__YOUR ASSIGNMENT__.
Would you copy out each line of the records below that includes the word "Deleted"?

__SOURCE RECORDS__.
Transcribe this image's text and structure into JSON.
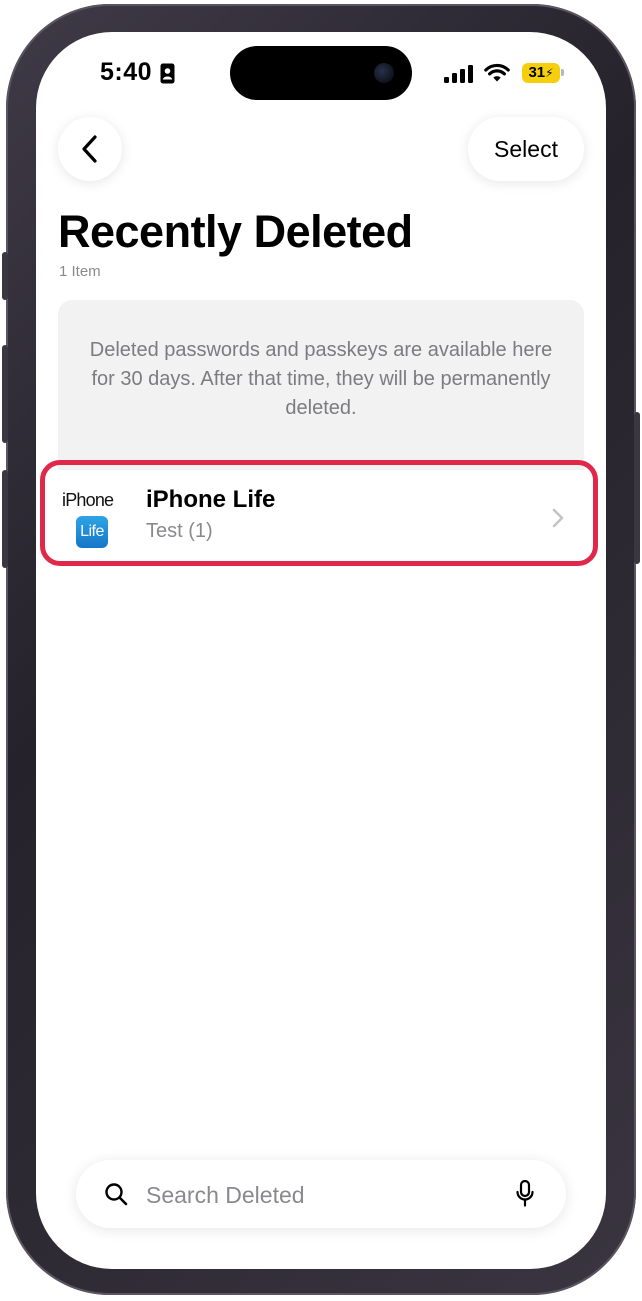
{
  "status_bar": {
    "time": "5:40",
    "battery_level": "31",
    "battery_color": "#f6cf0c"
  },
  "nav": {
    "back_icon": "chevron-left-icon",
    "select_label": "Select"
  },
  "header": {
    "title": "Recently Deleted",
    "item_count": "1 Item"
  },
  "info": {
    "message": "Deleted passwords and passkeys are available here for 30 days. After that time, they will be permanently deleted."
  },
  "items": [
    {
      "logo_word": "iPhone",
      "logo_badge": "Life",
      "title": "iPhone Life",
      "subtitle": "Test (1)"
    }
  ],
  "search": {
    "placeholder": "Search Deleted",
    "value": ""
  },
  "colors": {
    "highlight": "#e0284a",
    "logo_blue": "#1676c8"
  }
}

__ANSWER TO THE EXERCISE__.
    "title": "Recently Deleted",
    "message": "Deleted passwords and passkeys are available here for 30 days. After that time, they will be permanently deleted."
    "placeholder": "Search Deleted",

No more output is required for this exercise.